More, a major humanist, was acknowledged to be one of England's greatest thinkers ever, and far ahead of his time. Four centuries before anyone offered women an equal education, More
It is unfair that literature teaches women to be such things, it teaches women “To become women nurses rather than doctor, secretaries rather than attorneys or corporate executives, sex symbols rather than thinkers, elementary school teachers rather than university professors.” (Feminist Criticism 1132)
In addition, Keohane stressed the importance of contributing to the society that a person lives in. Despite the known virtues of solitary, being socially active is imperative in propelling and advancing societies. One must strike a balance between the two or otherwise, he or she will fall into the trap of passiveness or shallowness. By the end of the article, the author invokes Virgina wolf’s thoughts on education to inspire future generation to work harder and believe in themselves. As Wolf explained, women in modern days are fortunate to have right to education and innovation. A couple hundred years ago, it was impossible for women to flourish in academia due to the systematic injustice practiced against them on social and political levels. The author concludes her article by stressing the importance of liberal art degrees. Keohane argues that a liberal art education furnishes your mind with a wealth of information and critical thinking abilities, which will inevitably help you in any society you live
As found in the article “Enlightenment Salons: The Convergence of Female and Philosophic Ambitions”, Dena Goodman writes how women of the upper classes embraced and expanded the educational opportunities that were provided to them, providing and employing resources such as those that created the Encyclopédie. A new, socially

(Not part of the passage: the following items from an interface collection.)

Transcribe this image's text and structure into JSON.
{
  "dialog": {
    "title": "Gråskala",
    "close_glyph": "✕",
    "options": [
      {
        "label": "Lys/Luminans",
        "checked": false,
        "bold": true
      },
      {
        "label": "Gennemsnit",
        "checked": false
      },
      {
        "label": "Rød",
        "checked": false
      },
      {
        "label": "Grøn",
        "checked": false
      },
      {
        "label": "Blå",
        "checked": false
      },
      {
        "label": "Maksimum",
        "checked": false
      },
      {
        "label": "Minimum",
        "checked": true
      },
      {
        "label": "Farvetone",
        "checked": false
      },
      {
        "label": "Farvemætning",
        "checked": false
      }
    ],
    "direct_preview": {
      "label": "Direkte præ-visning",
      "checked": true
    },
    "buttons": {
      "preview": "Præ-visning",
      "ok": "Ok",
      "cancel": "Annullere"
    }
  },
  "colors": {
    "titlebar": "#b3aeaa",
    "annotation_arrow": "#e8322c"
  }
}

Hannah More’s “from Strictures on the Modern System of Female Education” and William Wordsworth’s “The Table’s Turned; An Evening Scene, on the Same Subject” at first glance appear unrelated; however, upon further investigation, it is clear that the two works share a common goal: to inspire their readership to embark on a meaningful educational journey. The two pieces, one traditionally persuasive, the other traditionally literary, differ in their delivery but converge in their principles. Both Wordsworth and More seek to change the culture of education in their society. By placing their pieces in conversation with one another, each author’s perspective illuminates in the other author’s piece a message only decipherable through his or her